The Zaragoza goldmine minutes outside of the town is allegedly controlled by the Rastrojos. The government is said to have shut down the mine on three different occasions but the mining equipment reappears and the mine is up and running again within a week of these government actions.  

Leaflets announcing the presence of all of these illegal armed groups regularly appear on the doorsteps of residents of Buenaventura’s poorest neighborhoods, and targeted assassinations of community leaders and forced disappearances are on the rise. 

Pamphlets distributed by the Black Eagles have been of particular concern as they appear to be specifically targeting women and girls for violence, specifying the types of clothes women may wear and how late they may leave the house at night. Our office has documented a surge in threats and violence specifically targeting students, community leaders, teachers, and those agitating for land rights or restitution.

The armed groups continue to demand vacunas, or war taxes, from the residents of the town and those who refuse have been murdered, raped, or disappeared. Of particular concern is the targeting of youth and children who are ripe for coercion and recruitment by the illegal armed groups. 

The arts of resistance

We meet with a group of young artists, Afro-Colombian men and women in their twenties who are leading a movement to resist violence and displacement. JRS has partnered with this organization in an effort to prevent the use and recruitment of children into armed groups.

Calling themselves Faces and Footprints, this collective of Afro-Colombian musicians, poets, and painters inaugurated their organization after a brutal massacre of athletes and artists in the Punta del Este community of Buenaventura. One of the artists describes with horror the kidnapping and dismemberment of the young community leaders of this neighborhood. 

“We decided we must find a way to resist,” says one of the founders of the collective, “We use music, art, poetry, hip-hop and dance. Our goal is to show the young people of our city that there are better people to admire than the guerillas, gangsters, and paramilitaries who run our town. We resist. We resist the violence. We fight for peace. We call on the pride we have in our ancestors who were once enslaved but who built this city. This is our home, and we want a brighter future — a future free of femicide, of racial injustice, of displacement. We don’t believe that is too much to ask.”
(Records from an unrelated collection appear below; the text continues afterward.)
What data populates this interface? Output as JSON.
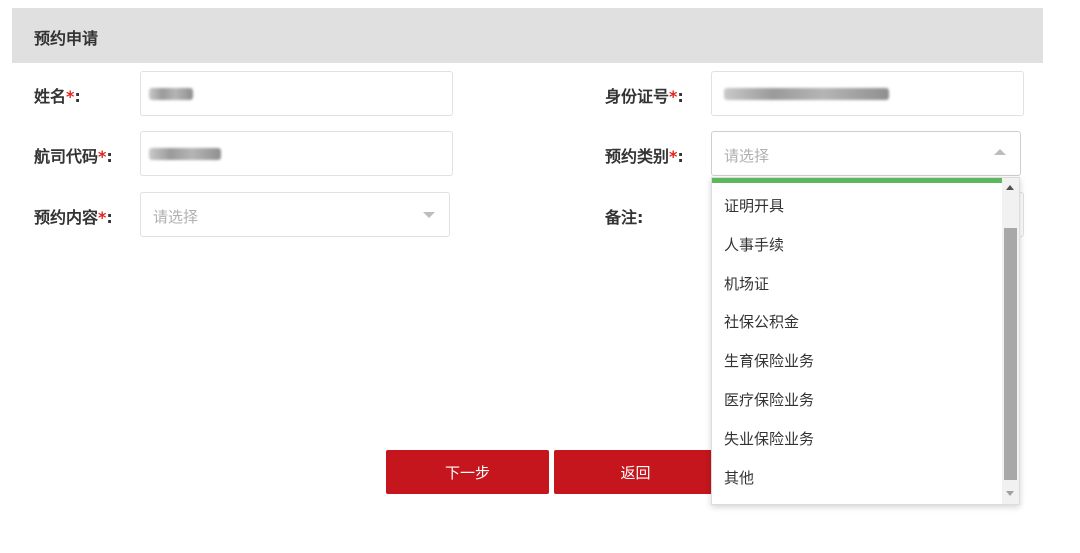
{
  "header": {
    "title": "预约申请"
  },
  "form": {
    "name_label": "姓名",
    "id_label": "身份证号",
    "airline_code_label": "航司代码",
    "category_label": "预约类别",
    "category_placeholder": "请选择",
    "content_label": "预约内容",
    "content_placeholder": "请选择",
    "remark_label": "备注",
    "required_mark": "*",
    "colon": ":"
  },
  "dropdown": {
    "options": [
      "证明开具",
      "人事手续",
      "机场证",
      "社保公积金",
      "生育保险业务",
      "医疗保险业务",
      "失业保险业务",
      "其他"
    ]
  },
  "buttons": {
    "next": "下一步",
    "back": "返回"
  },
  "colors": {
    "primary": "#c4161c",
    "required": "#e2231a",
    "header_bg": "#e0e0e0",
    "highlight": "#5cb85c"
  },
  "icons": {
    "select_arrow_down": "chevron-down-icon",
    "select_arrow_up": "chevron-up-icon"
  }
}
Two of the artists treat us to spontaneous performances — a spoken-word tribute to the Afro-Colombians who resisted slavery and subjugation, and a rhythmic verse calling for peace and justice. The members of Faces and Footprints are leading an outreach effort to elementary aged children in Buenaventura, employing audio-visual tools to teach children about their right to live in peace and free from fear. 

Invoking the legacy of deceased Colombian Bishop Gerardo Valencia Cano, whose life’s work centered around inclusion and justice for Afro-descent communities in the Pacific Coast of Colombia, the members of Faces and Footprints express their hope for a future free of the cycles of violence and poverty that have undermined opportunity in Buenaventura.
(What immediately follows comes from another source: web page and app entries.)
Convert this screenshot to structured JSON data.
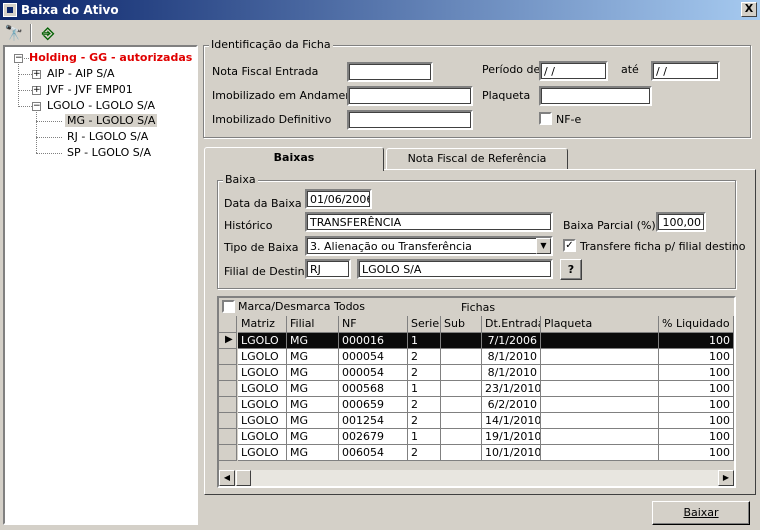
{
  "window": {
    "title": "Baixa do Ativo",
    "close_label": "X"
  },
  "toolbar": {
    "search_glyph": "🔭",
    "exit_glyph": "⎆"
  },
  "tree": {
    "root": "Holding -  GG -  autorizadas",
    "nodes": [
      {
        "label": "AIP - AIP S/A",
        "expander": "+"
      },
      {
        "label": "JVF - JVF  EMP01",
        "expander": "+"
      },
      {
        "label": "LGOLO - LGOLO S/A",
        "expander": "−"
      }
    ],
    "children": [
      {
        "label": "MG - LGOLO S/A",
        "selected": true
      },
      {
        "label": "RJ - LGOLO S/A",
        "selected": false
      },
      {
        "label": "SP - LGOLO S/A",
        "selected": false
      }
    ],
    "root_expander": "−"
  },
  "ident": {
    "legend": "Identificação da Ficha",
    "nf_entrada_label": "Nota Fiscal Entrada",
    "nf_entrada_value": "",
    "andamento_label": "Imobilizado em Andamento",
    "andamento_value": "",
    "definitivo_label": "Imobilizado Definitivo",
    "definitivo_value": "",
    "periodo_label": "Período de",
    "periodo_de_value": " / /",
    "ate_label": "até",
    "periodo_ate_value": " / /",
    "plaqueta_label": "Plaqueta",
    "plaqueta_value": "",
    "nfe_label": "NF-e"
  },
  "tabs": [
    {
      "label": "Baixas",
      "active": true
    },
    {
      "label": "Nota Fiscal de Referência",
      "active": false
    }
  ],
  "baixa": {
    "legend": "Baixa",
    "data_label": "Data da Baixa",
    "data_value": "01/06/2006",
    "historico_label": "Histórico",
    "historico_value": "TRANSFERÊNCIA",
    "parcial_label": "Baixa Parcial (%)",
    "parcial_value": "100,00",
    "tipo_label": "Tipo de Baixa",
    "tipo_value": "3. Alienação ou Transferência",
    "transfere_label": "Transfere ficha p/ filial destino",
    "transfere_checked": "✓",
    "filial_label": "Filial de Destino",
    "filial_code": "RJ",
    "filial_name": "LGOLO S/A",
    "help_label": "?"
  },
  "grid": {
    "marca_label": "Marca/Desmarca Todos",
    "title": "Fichas",
    "columns": [
      "Matriz",
      "Filial",
      "NF",
      "Serie",
      "Sub",
      "Dt.Entrada",
      "Plaqueta",
      "% Liquidado"
    ],
    "rows": [
      [
        "LGOLO",
        "MG",
        "000016",
        "1",
        "",
        "7/1/2006",
        "",
        "100"
      ],
      [
        "LGOLO",
        "MG",
        "000054",
        "2",
        "",
        "8/1/2010",
        "",
        "100"
      ],
      [
        "LGOLO",
        "MG",
        "000054",
        "2",
        "",
        "8/1/2010",
        "",
        "100"
      ],
      [
        "LGOLO",
        "MG",
        "000568",
        "1",
        "",
        "23/1/2010",
        "",
        "100"
      ],
      [
        "LGOLO",
        "MG",
        "000659",
        "2",
        "",
        "6/2/2010",
        "",
        "100"
      ],
      [
        "LGOLO",
        "MG",
        "001254",
        "2",
        "",
        "14/1/2010",
        "",
        "100"
      ],
      [
        "LGOLO",
        "MG",
        "002679",
        "1",
        "",
        "19/1/2010",
        "",
        "100"
      ],
      [
        "LGOLO",
        "MG",
        "006054",
        "2",
        "",
        "10/1/2010",
        "",
        "100"
      ]
    ],
    "selected_row": 0
  },
  "footer": {
    "baixar_label": "Baixar"
  }
}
They struggle for a Buenaventura where their voices are valued, where they are free from the horror of massacres and targeted assassinations, and liberated from the constant encroachment of government-sponsored development projects that would likewise leave their communities disenfranchised and homeless. 

“We seek to give voice to our reality,” says another founder of the group, a young woman in her late 20s.

Their mission strikes me as particularly important in the climate of fear created by the armed groups here, where assassinations, disappearances, and campaigns of terror have produced spaces of strained and bitter silence.

* Their names have been changed for their protection.

This piece was written by Shaina Aber, associate advocacy director at Jesuit Refugee Service/USA, and first appeared on Jesuit Refugee Service/USA’s website. To view the origional post, click here.